When the German election result was reported, many analysts were quick to conclude that it represented a damaging blow to French President Emmanuel Macron and his plan to reinvigorate the European project. But I disagree with that assessment. Lest we forget, it was the CDU’s German Minister of Finance Wolfgang Schäuble who blocked most of the proposed eurozone reforms over the past decade.
Another way of looking at the German election outcome, then, is as an opportunity for a new beginning. An end to the CDU-SPD “grand coalition” could mean an end to political stagnation not just in Germany, but at the European level, too.
Germany’s post-election coalition negotiations are now underway, and, with the SDP determined not to join the government, the most likely result is a “Jamaica” alliance (named for the colors of that country’s flag), comprising the CDU, the Free Democrats (FDP), and the Greens. Germany’s next government, one hopes, will include pro-European politicians with fresh ideas and a willingness to push for European-level reforms, possibly along the lines of what Macron has proposed. In that case, a new crop of leaders could be a driving force shaping Germany’s role in Europe for years to come.

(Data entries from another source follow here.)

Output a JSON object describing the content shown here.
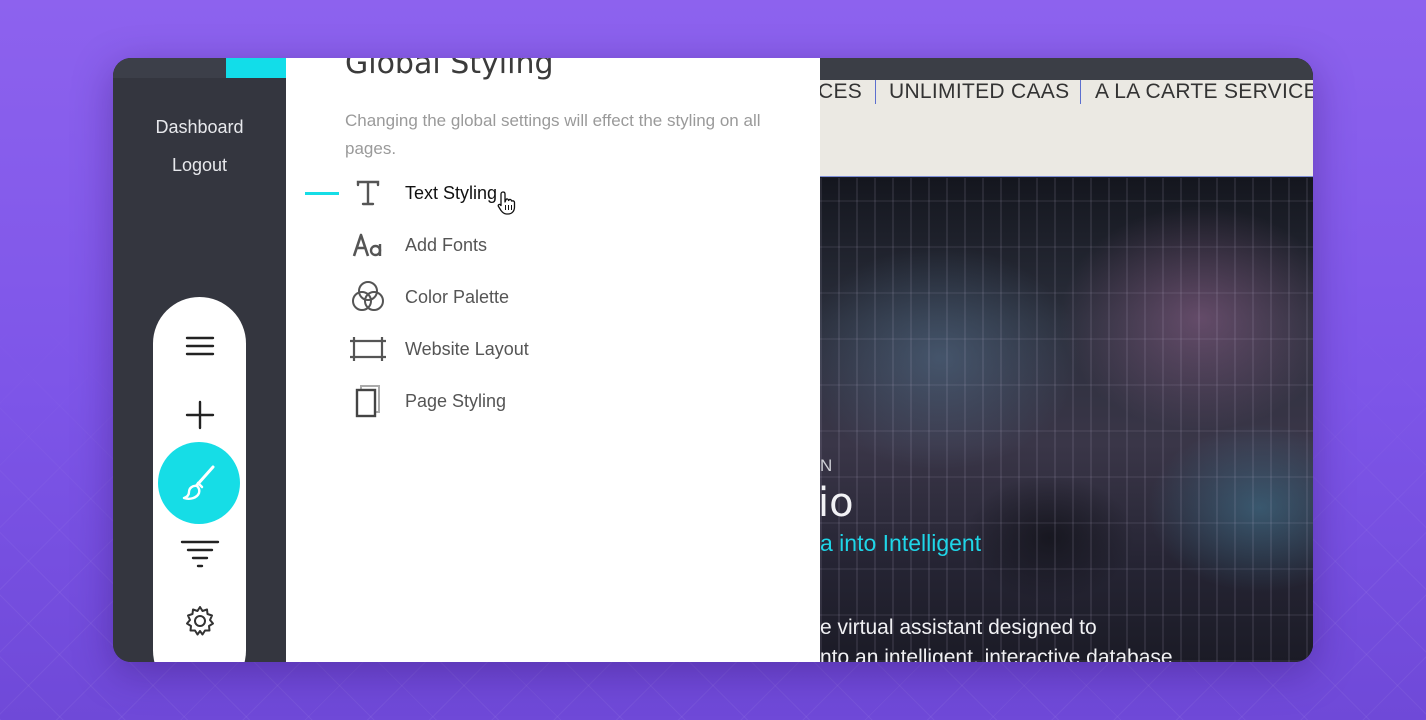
{
  "sidebar": {
    "links": [
      {
        "label": "Dashboard"
      },
      {
        "label": "Logout"
      }
    ],
    "tools": [
      {
        "icon": "hamburger-menu-icon"
      },
      {
        "icon": "plus-icon"
      },
      {
        "icon": "paintbrush-icon",
        "active": true
      },
      {
        "icon": "filter-icon"
      },
      {
        "icon": "gear-icon"
      }
    ]
  },
  "panel": {
    "title": "Global Styling",
    "description": "Changing the global settings will effect the styling on all pages.",
    "items": [
      {
        "label": "Text Styling",
        "icon": "text-icon",
        "active": true
      },
      {
        "label": "Add Fonts",
        "icon": "font-aa-icon"
      },
      {
        "label": "Color Palette",
        "icon": "color-circles-icon"
      },
      {
        "label": "Website Layout",
        "icon": "layout-icon"
      },
      {
        "label": "Page Styling",
        "icon": "page-icon"
      }
    ]
  },
  "preview": {
    "nav": [
      "CES",
      "UNLIMITED CAAS",
      "A LA CARTE SERVICE"
    ],
    "hero": {
      "eyebrow": "N",
      "title": "io",
      "subtitle": "a into Intelligent",
      "body_line1": "e virtual assistant designed to",
      "body_line2": "nto an intelligent, interactive database"
    }
  },
  "colors": {
    "accent": "#16dde6",
    "sidebar": "#34363f",
    "nav_separator": "#5c6fcf"
  }
}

Like Macron, the FDP aims to make Europe more democratic: it supports transnational candidate lists for EU-level elections; and it wants to bring European citizens closer together with democratic conventions in member states. The FDP is also pushing for common European rules on migration, and for a shared border and coast guard. And it supports the establishment of a European FBI to coordinate the fight against terrorism.

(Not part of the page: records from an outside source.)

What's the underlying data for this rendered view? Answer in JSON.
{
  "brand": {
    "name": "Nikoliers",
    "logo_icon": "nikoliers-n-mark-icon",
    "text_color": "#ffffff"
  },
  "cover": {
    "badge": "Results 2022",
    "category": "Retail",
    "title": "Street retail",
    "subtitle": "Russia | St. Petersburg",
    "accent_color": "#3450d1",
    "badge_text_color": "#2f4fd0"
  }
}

The FDP’s leader, Christian Lindner, is right to say that the rules of the EU Stability and Growth Pact must be respected, and that spending taxpayers’ money without proper budgetary accountability will only nourish populist and nationalist forces such as AfD. Fortunately, in this respect, his outlook does not conflict with Macron’s. Both agree that Europe needs better governance, based on a combination of consistently applied fiscal rules and growth-enhancing investments.
This is a decisive moment for Europe. We Europeans need to find solutions to shared problems, and we need Germany and France to lead the way. The French-German axis that drove European integration forward in the past must do so again. I am confident that a new coalition government in Germany will be able to work with France to build a closer political and economic union. Making the EU more democratic is the only way to push back the nationalist tide that the European project was meant to prevent.